Duck boat captain in fatal capsizing indicted on 17 felony counts
12:13 PM, Nov 8, 2018
2:47 PM, Nov 8, 2018
The captain of a duck boat that capsized in July on a Missouri lake, killing 17 people, has been indicted by a federal grand jury in connection with the wreck.
Kenneth Scott McKee, 51, faces 17 counts related to "acts of misconduct, negligence or inattention to duty," one for each victim, according to the indictment, which was announced Thursday by the US Attorney for the Western District of Missouri, Tim Garrison.
The violations are colloquially known as "seaman's manslaughter," Garrison said.
A federal grand jury found that McKee failed to properly assess incoming weather before and while he put the vessel in the water, entered the vessel on the water as severe weather approached, failed to instruct passengers to put on personal flotation devices and operated the duck boat in violation of its conditions and limitations, among other acts, according to the indictment.
Ripley Entertainment, which runs the duck boat tours called Ride the Ducks Branson, did not immediately respond Thursday CNN's requests for comment. McKee's attorney, J.R. Hobbs, confirmed to CNN he is reviewing the indictment against his client but is not making any additional comment regarding the allegations.
McKee is not in custody, Garrison said, adding that the charges announced Thursday are the first criminal indictments related to the incident. The US attorney would not say whether McKee has been cooperating with the probe.
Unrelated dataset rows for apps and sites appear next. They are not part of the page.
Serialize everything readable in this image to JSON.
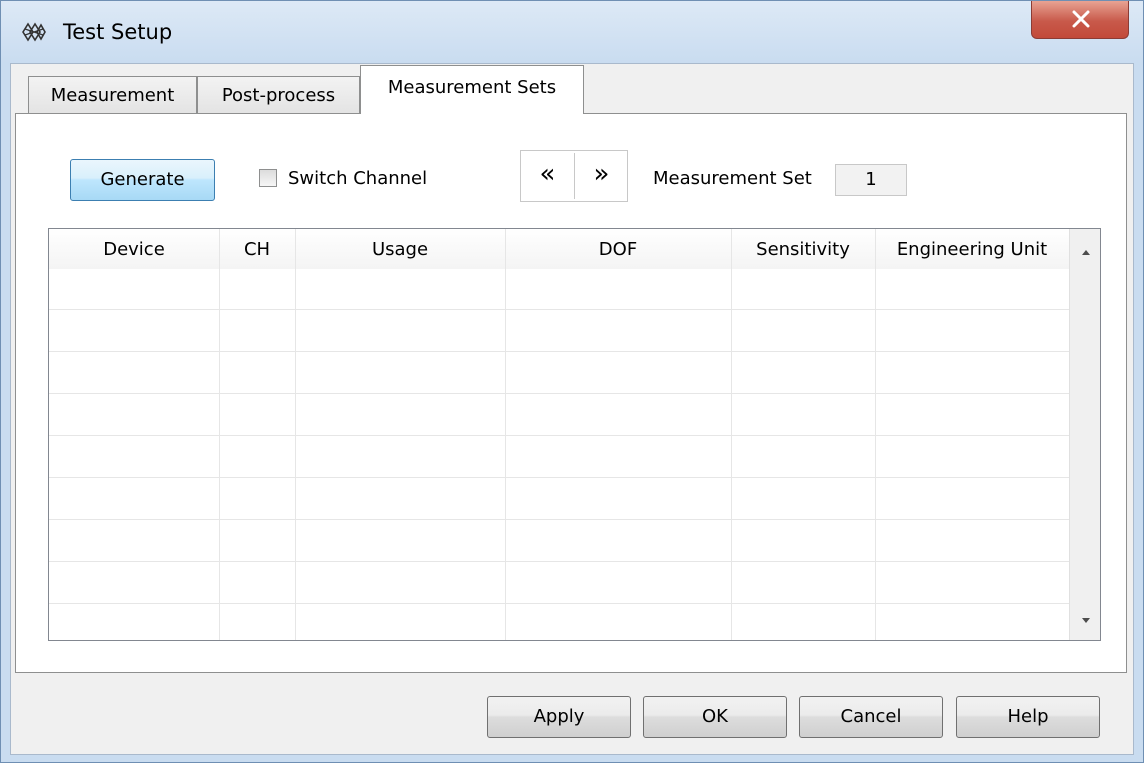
{
  "window": {
    "title": "Test Setup",
    "close_symbol": "X"
  },
  "tabs": [
    {
      "label": "Measurement",
      "active": false
    },
    {
      "label": "Post-process",
      "active": false
    },
    {
      "label": "Measurement Sets",
      "active": true
    }
  ],
  "toolbar": {
    "generate_label": "Generate",
    "switch_channel_label": "Switch Channel",
    "switch_channel_checked": false,
    "prev_label": "«",
    "next_label": "»",
    "measurement_set_label": "Measurement Set",
    "measurement_set_value": "1"
  },
  "grid": {
    "columns": [
      "Device",
      "CH",
      "Usage",
      "DOF",
      "Sensitivity",
      "Engineering Unit"
    ],
    "rows": []
  },
  "footer": {
    "apply_label": "Apply",
    "ok_label": "OK",
    "cancel_label": "Cancel",
    "help_label": "Help"
  },
  "icons": {
    "app": "test-setup-icon",
    "close": "close-icon",
    "scroll_up": "scroll-up-arrow-icon",
    "scroll_down": "scroll-down-arrow-icon"
  },
  "colors": {
    "title_bar": "#c9dcf0",
    "close_button": "#c8594a",
    "default_button": "#bee6fd"
  }
}
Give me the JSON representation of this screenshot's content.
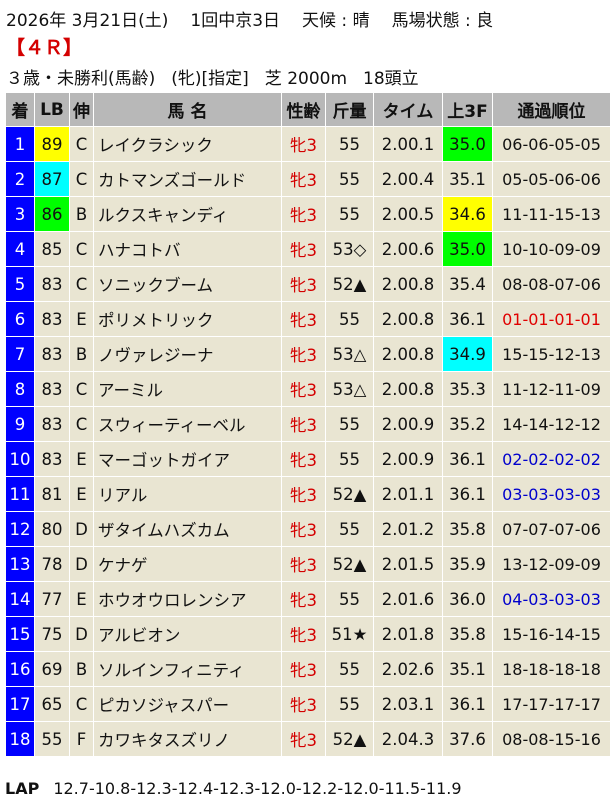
{
  "header": {
    "date": "2026年 3月21日(土)",
    "meeting": "1回中京3日",
    "weather": "天候 : 晴",
    "track_condition": "馬場状態 : 良",
    "race": "【４Ｒ】",
    "class": "３歳・未勝利(馬齢)",
    "conditions": "(牝)[指定]",
    "distance": "芝 2000m",
    "runners": "18頭立"
  },
  "columns": [
    "着",
    "LB",
    "伸",
    "馬 名",
    "性齢",
    "斤量",
    "タイム",
    "上3F",
    "通過順位"
  ],
  "colors": {
    "number_bg": "#0000ff",
    "row_bg": "#e9e5d2",
    "header_bg": "#b8b8b8",
    "lb_highlight_1": "#ffff00",
    "lb_highlight_2": "#00ffff",
    "lb_highlight_3": "#00ff00",
    "f3_green": "#00ff00",
    "f3_yellow": "#ffff00",
    "f3_cyan": "#00ffff",
    "sex_red": "#d40000",
    "pos_red": "#e00000",
    "pos_blue": "#0000cc"
  },
  "rows": [
    {
      "rank": "1",
      "lb": "89",
      "lb_color": "#ffff00",
      "nobi": "C",
      "name": "レイクラシック",
      "sex": "牝3",
      "weight": "55",
      "time": "2.00.1",
      "f3": "35.0",
      "f3_color": "#00ff00",
      "pos": "06-06-05-05",
      "pos_color": ""
    },
    {
      "rank": "2",
      "lb": "87",
      "lb_color": "#00ffff",
      "nobi": "C",
      "name": "カトマンズゴールド",
      "sex": "牝3",
      "weight": "55",
      "time": "2.00.4",
      "f3": "35.1",
      "f3_color": "",
      "pos": "05-05-06-06",
      "pos_color": ""
    },
    {
      "rank": "3",
      "lb": "86",
      "lb_color": "#00ff00",
      "nobi": "B",
      "name": "ルクスキャンディ",
      "sex": "牝3",
      "weight": "55",
      "time": "2.00.5",
      "f3": "34.6",
      "f3_color": "#ffff00",
      "pos": "11-11-15-13",
      "pos_color": ""
    },
    {
      "rank": "4",
      "lb": "85",
      "lb_color": "",
      "nobi": "C",
      "name": "ハナコトバ",
      "sex": "牝3",
      "weight": "53◇",
      "time": "2.00.6",
      "f3": "35.0",
      "f3_color": "#00ff00",
      "pos": "10-10-09-09",
      "pos_color": ""
    },
    {
      "rank": "5",
      "lb": "83",
      "lb_color": "",
      "nobi": "C",
      "name": "ソニックブーム",
      "sex": "牝3",
      "weight": "52▲",
      "time": "2.00.8",
      "f3": "35.4",
      "f3_color": "",
      "pos": "08-08-07-06",
      "pos_color": ""
    },
    {
      "rank": "6",
      "lb": "83",
      "lb_color": "",
      "nobi": "E",
      "name": "ポリメトリック",
      "sex": "牝3",
      "weight": "55",
      "time": "2.00.8",
      "f3": "36.1",
      "f3_color": "",
      "pos": "01-01-01-01",
      "pos_color": "#e00000"
    },
    {
      "rank": "7",
      "lb": "83",
      "lb_color": "",
      "nobi": "B",
      "name": "ノヴァレジーナ",
      "sex": "牝3",
      "weight": "53△",
      "time": "2.00.8",
      "f3": "34.9",
      "f3_color": "#00ffff",
      "pos": "15-15-12-13",
      "pos_color": ""
    },
    {
      "rank": "8",
      "lb": "83",
      "lb_color": "",
      "nobi": "C",
      "name": "アーミル",
      "sex": "牝3",
      "weight": "53△",
      "time": "2.00.8",
      "f3": "35.3",
      "f3_color": "",
      "pos": "11-12-11-09",
      "pos_color": ""
    },
    {
      "rank": "9",
      "lb": "83",
      "lb_color": "",
      "nobi": "C",
      "name": "スウィーティーベル",
      "sex": "牝3",
      "weight": "55",
      "time": "2.00.9",
      "f3": "35.2",
      "f3_color": "",
      "pos": "14-14-12-12",
      "pos_color": ""
    },
    {
      "rank": "10",
      "lb": "83",
      "lb_color": "",
      "nobi": "E",
      "name": "マーゴットガイア",
      "sex": "牝3",
      "weight": "55",
      "time": "2.00.9",
      "f3": "36.1",
      "f3_color": "",
      "pos": "02-02-02-02",
      "pos_color": "#0000cc"
    },
    {
      "rank": "11",
      "lb": "81",
      "lb_color": "",
      "nobi": "E",
      "name": "リアル",
      "sex": "牝3",
      "weight": "52▲",
      "time": "2.01.1",
      "f3": "36.1",
      "f3_color": "",
      "pos": "03-03-03-03",
      "pos_color": "#0000cc"
    },
    {
      "rank": "12",
      "lb": "80",
      "lb_color": "",
      "nobi": "D",
      "name": "ザタイムハズカム",
      "sex": "牝3",
      "weight": "55",
      "time": "2.01.2",
      "f3": "35.8",
      "f3_color": "",
      "pos": "07-07-07-06",
      "pos_color": ""
    },
    {
      "rank": "13",
      "lb": "78",
      "lb_color": "",
      "nobi": "D",
      "name": "ケナゲ",
      "sex": "牝3",
      "weight": "52▲",
      "time": "2.01.5",
      "f3": "35.9",
      "f3_color": "",
      "pos": "13-12-09-09",
      "pos_color": ""
    },
    {
      "rank": "14",
      "lb": "77",
      "lb_color": "",
      "nobi": "E",
      "name": "ホウオウロレンシア",
      "sex": "牝3",
      "weight": "55",
      "time": "2.01.6",
      "f3": "36.0",
      "f3_color": "",
      "pos": "04-03-03-03",
      "pos_color": "#0000cc"
    },
    {
      "rank": "15",
      "lb": "75",
      "lb_color": "",
      "nobi": "D",
      "name": "アルビオン",
      "sex": "牝3",
      "weight": "51★",
      "time": "2.01.8",
      "f3": "35.8",
      "f3_color": "",
      "pos": "15-16-14-15",
      "pos_color": ""
    },
    {
      "rank": "16",
      "lb": "69",
      "lb_color": "",
      "nobi": "B",
      "name": "ソルインフィニティ",
      "sex": "牝3",
      "weight": "55",
      "time": "2.02.6",
      "f3": "35.1",
      "f3_color": "",
      "pos": "18-18-18-18",
      "pos_color": ""
    },
    {
      "rank": "17",
      "lb": "65",
      "lb_color": "",
      "nobi": "C",
      "name": "ピカソジャスパー",
      "sex": "牝3",
      "weight": "55",
      "time": "2.03.1",
      "f3": "36.1",
      "f3_color": "",
      "pos": "17-17-17-17",
      "pos_color": ""
    },
    {
      "rank": "18",
      "lb": "55",
      "lb_color": "",
      "nobi": "F",
      "name": "カワキタスズリノ",
      "sex": "牝3",
      "weight": "52▲",
      "time": "2.04.3",
      "f3": "37.6",
      "f3_color": "",
      "pos": "08-08-15-16",
      "pos_color": ""
    }
  ],
  "footer": {
    "lap_label": "LAP",
    "laps": "12.7-10.8-12.3-12.4-12.3-12.0-12.2-12.0-11.5-11.9"
  }
}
Hobbs said he is in the process of scheduling an initial court appearance by McKee.
Survivor Tia Coleman, whose husband, three children and five other relatives were killed in the duck boat wreck, commended Garrison as the indictments were announced.
"While nothing can ever ease the grief in my heart, I am grateful that the US Attorney's Office is fighting for justice for my family, and the other victims, and is committed to holding fully accountable all those responsible for this tragedy," she said in a statement.
In case of a conviction, each count against McKee carries possible prison time of up to 10 years and a fine of as much as $250,000.
Captain's judgment of weather examined
McKee's actions related to the day's weather also have been scrutinized by the National Transportation Safety Board, which in July noted, "The captain made a verbal reference to looking at the weather radar prior to the trip," citing video recorded on the boat.